Scaremongering, however, skews the investment priorities.
Anxiety and panic are generally followed by tricky but believable so-called solutions focusing on large infrastructure investments through borrowed money. For example, instead of targeting the wastage of 54 MAF in the irrigation sector, the focus is on damming and diverting the 20-odd MAF of water that makes it to the Indus delta, while there is spending in billions of dollars on projects such as dams — completely ignoring the impact of erosion of the river delta and the silting of dams (as happened in the case of the Mangla and Tarbela dams), and exacerbating issues such as wastage in the irrigation sector, water-logging, salinity, etc.
Proper aquifer management, improving irrigation efficiency and checking pollution do not involve very large sums of money and expensive contracts and are sustainable in the long run.
Dependence on the wrong advice and foreign loans is no more an option. We should understand our own system, our strengths and believe in ourselves to get out of the quagmire we are in. It is time to embrace perpetual sustainability and stop being fooled by investment modules that contribute to scaremongering.

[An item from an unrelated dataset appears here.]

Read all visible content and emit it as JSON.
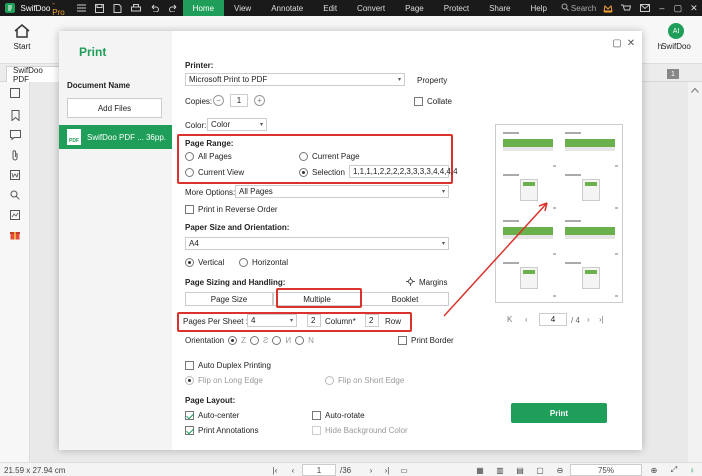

The writer is an expert in hydrology and water resources.
Published in Dawn, June 28th, 2018